While in custody, M signed written confession after being questioned by police officers who did not advise M he had a right to have an attorney present. For Miranda to apply need custodial interrogation. Custody: detained in a way in which a reasonable person would not feel able to leave. Interrogation: when police ask either direct or indirect questions or otherwise make statements or do things that may elicit a response. 1) The right to remain silent, anything they say will be held against them as evidence 2) The right to an attorney during questioning 3) If not able to afford an attorney, the state will provide one. Assertion of rights is valid only if speak up and articulate assertion to those interrogating.


NY v. Quarles

Q was arrested in supermarket where he discarded a gun allegedly used to commit a recent crime and responded to police questions regarding location of weapon without being advised of Miranda rights. Public safety exception: In event police believe that administration of rights in these circumstances would decrease likelihood that suspect apprehended would disclose info that would protect public, then police excused from giving Miranda


Oregon v. Elstad

E's conviction for burglary was reversed because his signed confession, although voluntary, was rendered inadmissible by prior confession made in response to police questioning without benefit of Miranda warnings. Absent evidence of coercion by police in the hoe, in respect to failure to administer Miranda warning in first place, does not presume Miranda warnings cannot be effective second time around in respect to second statement. First statement will always be inadmissible, second statement will be admissible if Miranda is effective


Missouri v. Seibert

Police adopted protocol for custodial interrogation that called for giving no warnings of rights to silence and counsel until interrogation has produced a confession, after which police would provide Miranda warnings and further interrogate suspect so he would repeat earlier confession. Midstream recitation of Miranda warnings after interrogation elicits an unwarned confession does not effectively comply with Miranda's constitutional requirements, and a confession repeated after such warning is inadmissible.

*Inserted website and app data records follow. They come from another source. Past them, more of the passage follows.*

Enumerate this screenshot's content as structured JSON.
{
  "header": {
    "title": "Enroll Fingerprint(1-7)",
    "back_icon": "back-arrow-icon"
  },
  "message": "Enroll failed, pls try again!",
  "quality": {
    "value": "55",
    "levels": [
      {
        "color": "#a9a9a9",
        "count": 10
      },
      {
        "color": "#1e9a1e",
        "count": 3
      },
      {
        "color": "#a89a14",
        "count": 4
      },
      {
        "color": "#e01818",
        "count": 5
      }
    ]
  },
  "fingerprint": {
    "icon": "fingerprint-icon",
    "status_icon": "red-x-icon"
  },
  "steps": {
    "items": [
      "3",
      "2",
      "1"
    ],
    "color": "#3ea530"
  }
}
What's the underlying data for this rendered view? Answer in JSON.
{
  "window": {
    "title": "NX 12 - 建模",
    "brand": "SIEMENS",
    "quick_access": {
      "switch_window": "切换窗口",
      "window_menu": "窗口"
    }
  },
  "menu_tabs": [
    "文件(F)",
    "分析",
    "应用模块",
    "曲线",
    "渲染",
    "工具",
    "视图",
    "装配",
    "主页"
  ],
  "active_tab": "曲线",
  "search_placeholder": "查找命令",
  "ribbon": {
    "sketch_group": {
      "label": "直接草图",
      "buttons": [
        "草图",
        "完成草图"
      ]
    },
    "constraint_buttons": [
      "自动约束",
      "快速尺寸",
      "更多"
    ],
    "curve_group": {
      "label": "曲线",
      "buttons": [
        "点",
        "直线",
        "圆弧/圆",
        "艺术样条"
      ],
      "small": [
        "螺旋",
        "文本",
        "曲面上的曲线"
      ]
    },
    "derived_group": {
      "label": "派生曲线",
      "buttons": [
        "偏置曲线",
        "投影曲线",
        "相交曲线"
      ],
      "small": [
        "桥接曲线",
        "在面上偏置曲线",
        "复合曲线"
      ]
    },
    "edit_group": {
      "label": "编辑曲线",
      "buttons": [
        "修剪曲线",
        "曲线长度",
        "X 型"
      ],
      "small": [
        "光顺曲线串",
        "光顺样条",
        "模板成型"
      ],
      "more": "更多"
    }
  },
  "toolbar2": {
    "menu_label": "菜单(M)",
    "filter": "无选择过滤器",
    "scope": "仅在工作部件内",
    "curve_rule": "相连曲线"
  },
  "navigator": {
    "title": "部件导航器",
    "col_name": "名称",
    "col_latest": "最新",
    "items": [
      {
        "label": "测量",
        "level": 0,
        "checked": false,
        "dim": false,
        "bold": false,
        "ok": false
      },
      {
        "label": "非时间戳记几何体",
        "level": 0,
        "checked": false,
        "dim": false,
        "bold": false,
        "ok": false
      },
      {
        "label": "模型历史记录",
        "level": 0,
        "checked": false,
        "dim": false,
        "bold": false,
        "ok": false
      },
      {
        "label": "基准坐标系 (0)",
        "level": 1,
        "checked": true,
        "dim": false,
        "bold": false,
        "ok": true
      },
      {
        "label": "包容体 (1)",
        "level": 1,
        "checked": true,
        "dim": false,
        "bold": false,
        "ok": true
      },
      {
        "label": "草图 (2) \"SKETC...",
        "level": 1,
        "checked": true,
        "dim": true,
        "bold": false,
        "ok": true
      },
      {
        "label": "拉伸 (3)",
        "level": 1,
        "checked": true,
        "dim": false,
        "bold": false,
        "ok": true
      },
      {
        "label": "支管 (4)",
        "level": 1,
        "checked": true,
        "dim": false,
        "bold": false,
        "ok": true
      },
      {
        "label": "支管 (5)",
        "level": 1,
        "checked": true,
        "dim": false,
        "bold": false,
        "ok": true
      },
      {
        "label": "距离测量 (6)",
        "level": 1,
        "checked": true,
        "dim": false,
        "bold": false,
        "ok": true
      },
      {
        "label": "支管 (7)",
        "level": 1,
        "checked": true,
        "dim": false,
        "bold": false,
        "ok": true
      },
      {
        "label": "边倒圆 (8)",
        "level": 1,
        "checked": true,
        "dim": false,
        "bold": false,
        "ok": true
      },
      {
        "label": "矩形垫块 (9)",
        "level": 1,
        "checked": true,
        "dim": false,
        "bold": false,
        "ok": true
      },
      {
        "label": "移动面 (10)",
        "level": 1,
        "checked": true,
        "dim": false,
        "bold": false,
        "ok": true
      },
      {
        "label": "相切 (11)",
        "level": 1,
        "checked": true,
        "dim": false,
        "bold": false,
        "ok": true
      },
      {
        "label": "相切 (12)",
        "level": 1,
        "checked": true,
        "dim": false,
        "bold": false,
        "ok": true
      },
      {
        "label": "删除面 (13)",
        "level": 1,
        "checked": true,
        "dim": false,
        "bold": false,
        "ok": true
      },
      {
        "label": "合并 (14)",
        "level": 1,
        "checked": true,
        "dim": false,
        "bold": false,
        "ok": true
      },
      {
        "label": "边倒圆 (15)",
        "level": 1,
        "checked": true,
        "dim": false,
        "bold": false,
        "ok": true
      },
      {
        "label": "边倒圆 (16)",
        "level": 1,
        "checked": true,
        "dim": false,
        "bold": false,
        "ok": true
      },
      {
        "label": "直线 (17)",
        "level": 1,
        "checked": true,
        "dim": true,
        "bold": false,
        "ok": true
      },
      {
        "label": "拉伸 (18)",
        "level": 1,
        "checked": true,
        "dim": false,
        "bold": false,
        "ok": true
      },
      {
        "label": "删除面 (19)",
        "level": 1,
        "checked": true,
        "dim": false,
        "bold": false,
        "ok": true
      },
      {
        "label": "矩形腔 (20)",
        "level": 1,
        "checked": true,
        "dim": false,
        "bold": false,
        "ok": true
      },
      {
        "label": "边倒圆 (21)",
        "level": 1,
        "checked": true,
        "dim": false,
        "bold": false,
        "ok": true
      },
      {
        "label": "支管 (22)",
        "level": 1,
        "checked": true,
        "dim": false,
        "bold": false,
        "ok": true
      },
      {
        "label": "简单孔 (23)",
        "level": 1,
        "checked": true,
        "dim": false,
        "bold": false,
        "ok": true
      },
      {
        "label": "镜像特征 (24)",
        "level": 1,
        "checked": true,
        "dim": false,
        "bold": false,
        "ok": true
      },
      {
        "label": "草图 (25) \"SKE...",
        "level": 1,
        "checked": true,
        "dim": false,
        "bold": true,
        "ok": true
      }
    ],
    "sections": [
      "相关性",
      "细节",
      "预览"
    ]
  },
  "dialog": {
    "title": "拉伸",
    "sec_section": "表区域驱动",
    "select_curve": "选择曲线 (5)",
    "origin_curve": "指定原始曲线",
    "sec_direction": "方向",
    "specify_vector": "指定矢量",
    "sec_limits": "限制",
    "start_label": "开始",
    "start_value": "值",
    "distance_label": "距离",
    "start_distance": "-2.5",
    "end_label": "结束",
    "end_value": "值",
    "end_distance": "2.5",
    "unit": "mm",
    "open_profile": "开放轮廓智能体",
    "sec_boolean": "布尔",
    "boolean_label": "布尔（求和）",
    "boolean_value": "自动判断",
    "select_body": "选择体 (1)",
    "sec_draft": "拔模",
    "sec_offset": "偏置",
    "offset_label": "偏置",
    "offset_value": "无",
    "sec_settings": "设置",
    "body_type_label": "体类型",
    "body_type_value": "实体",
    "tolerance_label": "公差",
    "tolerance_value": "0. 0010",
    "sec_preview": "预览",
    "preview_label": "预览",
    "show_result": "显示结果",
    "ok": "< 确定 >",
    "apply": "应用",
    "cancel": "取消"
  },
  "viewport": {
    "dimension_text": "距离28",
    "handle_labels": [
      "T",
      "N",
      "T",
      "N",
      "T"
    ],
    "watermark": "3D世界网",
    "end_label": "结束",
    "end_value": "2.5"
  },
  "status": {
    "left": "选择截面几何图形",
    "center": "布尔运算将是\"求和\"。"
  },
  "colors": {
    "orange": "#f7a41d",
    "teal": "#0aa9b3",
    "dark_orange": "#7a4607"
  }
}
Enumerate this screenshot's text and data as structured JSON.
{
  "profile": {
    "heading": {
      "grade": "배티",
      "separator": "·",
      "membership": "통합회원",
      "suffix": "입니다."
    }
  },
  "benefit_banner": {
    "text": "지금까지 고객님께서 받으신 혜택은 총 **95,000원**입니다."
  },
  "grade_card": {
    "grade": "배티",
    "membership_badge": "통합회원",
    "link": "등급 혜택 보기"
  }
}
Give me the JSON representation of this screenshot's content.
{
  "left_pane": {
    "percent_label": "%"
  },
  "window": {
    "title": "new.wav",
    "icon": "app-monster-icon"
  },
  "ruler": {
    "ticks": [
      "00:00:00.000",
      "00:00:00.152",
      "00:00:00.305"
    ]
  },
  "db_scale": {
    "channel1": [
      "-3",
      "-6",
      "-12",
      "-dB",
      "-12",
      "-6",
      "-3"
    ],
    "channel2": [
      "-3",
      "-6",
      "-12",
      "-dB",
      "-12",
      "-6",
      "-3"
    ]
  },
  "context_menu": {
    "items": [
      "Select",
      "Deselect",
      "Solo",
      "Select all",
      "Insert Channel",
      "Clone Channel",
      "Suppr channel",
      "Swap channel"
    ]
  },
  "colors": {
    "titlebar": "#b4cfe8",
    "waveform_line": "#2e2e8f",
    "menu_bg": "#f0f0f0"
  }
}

Miranda Custody

Court must focus on how a reasonable mean in suspect's situation would have understood his situation


Miranda Interrogation

For purposes of Miranda, an interrogation occurs when police either expressly question a suspect in custody or engage in actions or dialogue that police should know is reasonably likely to elicit an incriminating response from suspect. Includes direct or indirect questions or what court calls functional equivalent (words or conduct police would reasonably know would elicit an incriminating response)


North Carolina v. Butler

After B was arrested and given his Miranda warnings, he refused to sign a written waiver of rights but agreed to speak with FBI agents. Waiver may be inferred by words or conduct of suspect, no express statement of waiver necessary.


Edwards v. Arizona

E invoked his right to counsel and his right to remain silent on night of his arrest, on following day, while still incarcerated and without counsel, police repeated Miranda warnings and re-questioned Edwards, who made incriminating statements. Once accused has invoked right to counsel, police must cease all questioning irrespective of the subject matter unless attorney is present if they seek to question later, unless suspect initiates conversation or communication with police